What is needed
Search the entries for the word "Measuring" and return every line where it is found.

Website and app data records:
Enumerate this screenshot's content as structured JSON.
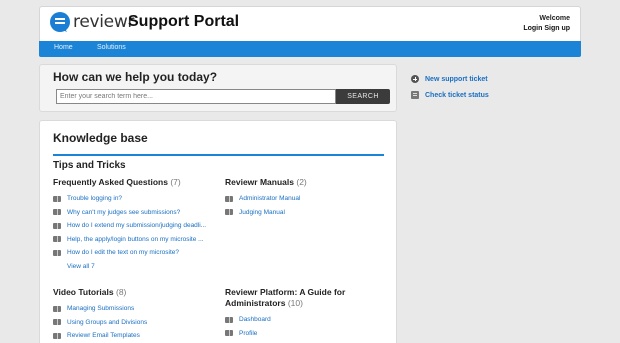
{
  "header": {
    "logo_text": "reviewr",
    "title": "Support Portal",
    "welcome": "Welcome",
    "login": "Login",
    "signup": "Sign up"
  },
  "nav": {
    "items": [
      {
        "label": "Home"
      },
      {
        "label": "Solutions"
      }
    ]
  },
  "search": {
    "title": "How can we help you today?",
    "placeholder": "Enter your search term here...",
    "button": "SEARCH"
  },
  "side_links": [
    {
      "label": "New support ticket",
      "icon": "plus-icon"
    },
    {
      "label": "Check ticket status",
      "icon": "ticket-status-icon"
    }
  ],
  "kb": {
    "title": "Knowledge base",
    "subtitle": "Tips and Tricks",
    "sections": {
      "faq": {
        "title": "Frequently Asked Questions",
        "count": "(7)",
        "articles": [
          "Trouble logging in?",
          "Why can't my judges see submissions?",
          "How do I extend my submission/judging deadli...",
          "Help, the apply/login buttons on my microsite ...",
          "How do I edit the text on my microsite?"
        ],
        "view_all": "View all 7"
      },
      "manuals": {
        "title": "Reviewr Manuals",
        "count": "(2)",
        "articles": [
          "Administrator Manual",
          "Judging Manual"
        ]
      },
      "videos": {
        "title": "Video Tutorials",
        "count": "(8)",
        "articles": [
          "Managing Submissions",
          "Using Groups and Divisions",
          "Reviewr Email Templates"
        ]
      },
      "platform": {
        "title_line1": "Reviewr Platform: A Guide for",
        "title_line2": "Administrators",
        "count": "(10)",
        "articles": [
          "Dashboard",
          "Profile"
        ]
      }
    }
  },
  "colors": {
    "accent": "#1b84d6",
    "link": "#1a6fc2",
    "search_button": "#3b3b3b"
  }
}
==
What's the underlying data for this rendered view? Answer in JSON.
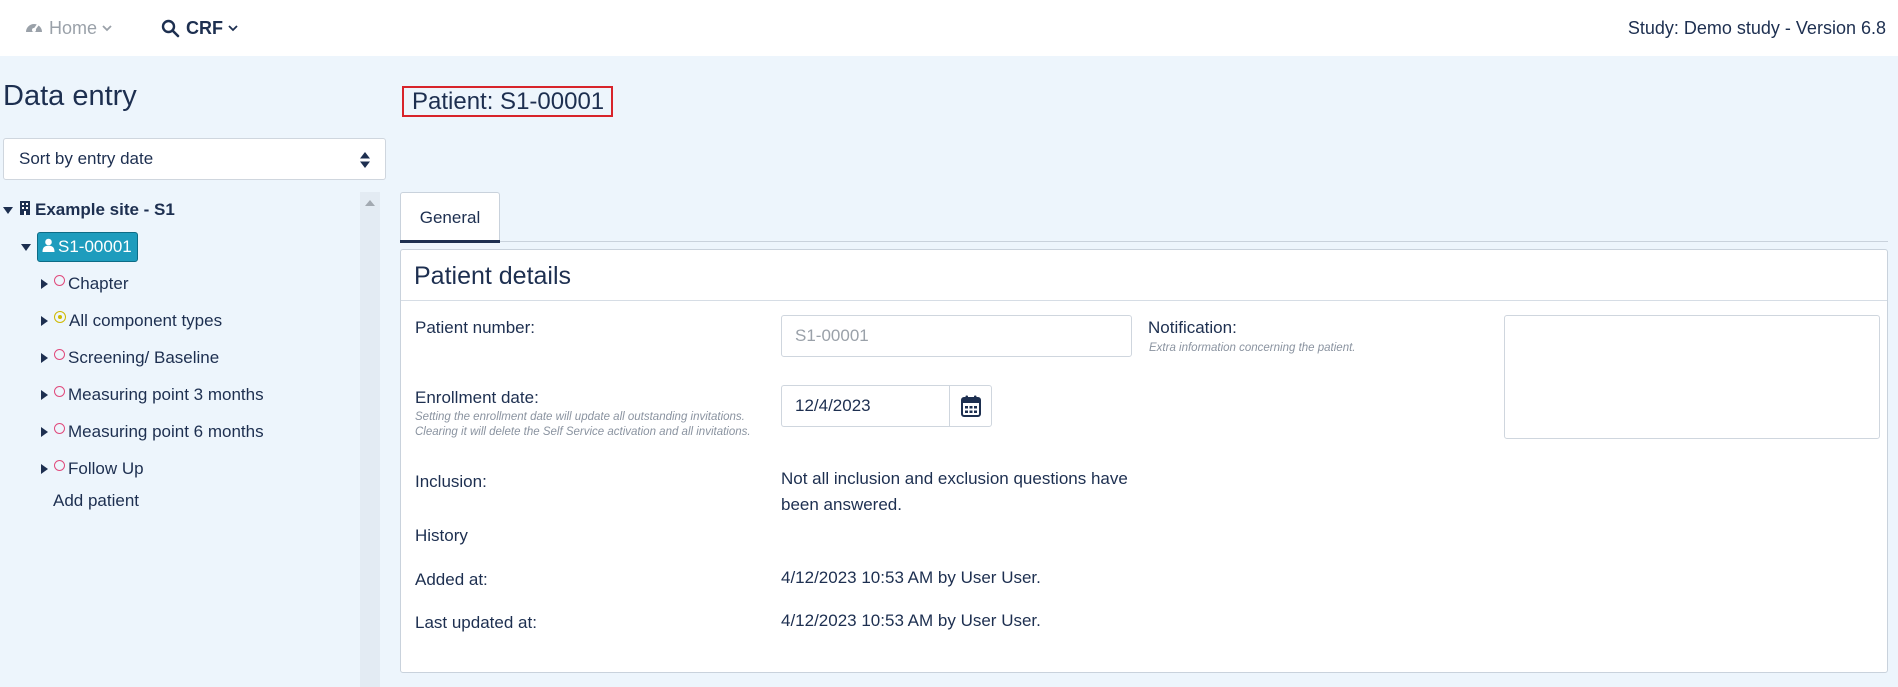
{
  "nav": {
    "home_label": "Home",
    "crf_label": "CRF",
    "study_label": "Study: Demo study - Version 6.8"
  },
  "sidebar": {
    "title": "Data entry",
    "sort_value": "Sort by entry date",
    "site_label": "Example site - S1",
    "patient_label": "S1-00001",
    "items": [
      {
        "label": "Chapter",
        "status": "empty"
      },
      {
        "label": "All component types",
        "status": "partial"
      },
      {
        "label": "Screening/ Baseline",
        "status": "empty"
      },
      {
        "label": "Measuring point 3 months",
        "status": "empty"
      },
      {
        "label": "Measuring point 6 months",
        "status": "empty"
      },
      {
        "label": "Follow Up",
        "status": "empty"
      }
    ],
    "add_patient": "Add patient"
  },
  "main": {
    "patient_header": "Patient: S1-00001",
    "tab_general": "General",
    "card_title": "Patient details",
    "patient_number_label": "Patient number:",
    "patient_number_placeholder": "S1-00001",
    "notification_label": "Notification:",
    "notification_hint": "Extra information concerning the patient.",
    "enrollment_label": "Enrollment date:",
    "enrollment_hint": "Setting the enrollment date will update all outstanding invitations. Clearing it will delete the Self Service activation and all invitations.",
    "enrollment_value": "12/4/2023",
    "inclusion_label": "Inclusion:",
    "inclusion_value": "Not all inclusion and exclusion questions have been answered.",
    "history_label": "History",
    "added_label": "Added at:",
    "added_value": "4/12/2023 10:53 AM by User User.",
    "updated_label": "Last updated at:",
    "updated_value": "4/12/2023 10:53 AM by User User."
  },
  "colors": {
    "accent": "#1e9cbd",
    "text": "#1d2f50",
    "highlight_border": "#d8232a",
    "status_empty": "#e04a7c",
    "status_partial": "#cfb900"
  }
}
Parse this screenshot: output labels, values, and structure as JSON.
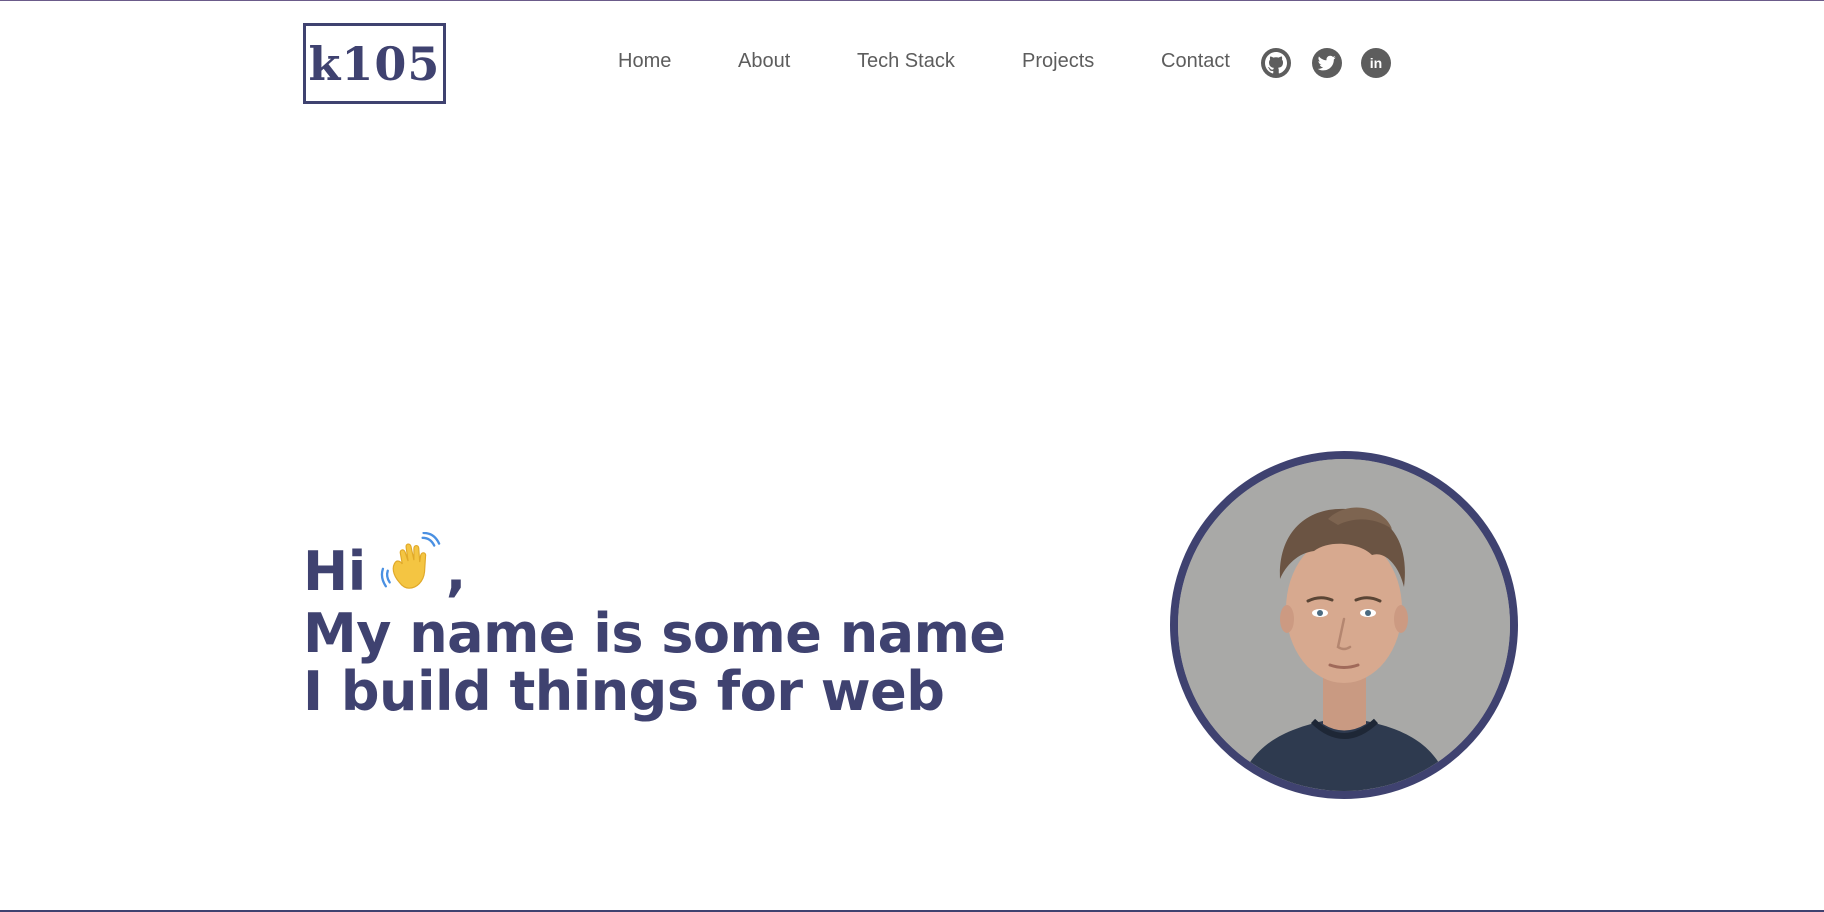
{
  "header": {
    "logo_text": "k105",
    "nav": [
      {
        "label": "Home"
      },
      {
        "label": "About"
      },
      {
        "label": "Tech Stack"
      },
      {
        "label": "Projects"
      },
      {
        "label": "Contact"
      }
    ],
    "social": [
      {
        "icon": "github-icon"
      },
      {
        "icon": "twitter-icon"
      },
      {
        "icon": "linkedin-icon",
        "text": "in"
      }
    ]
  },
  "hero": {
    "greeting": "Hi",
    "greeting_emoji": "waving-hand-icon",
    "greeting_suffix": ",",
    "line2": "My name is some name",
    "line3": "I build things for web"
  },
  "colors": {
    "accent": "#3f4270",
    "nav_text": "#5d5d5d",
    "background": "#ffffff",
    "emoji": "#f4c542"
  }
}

Response to the exercise
        "label": "Measuring point 3 months",
        "label": "Measuring point 6 months",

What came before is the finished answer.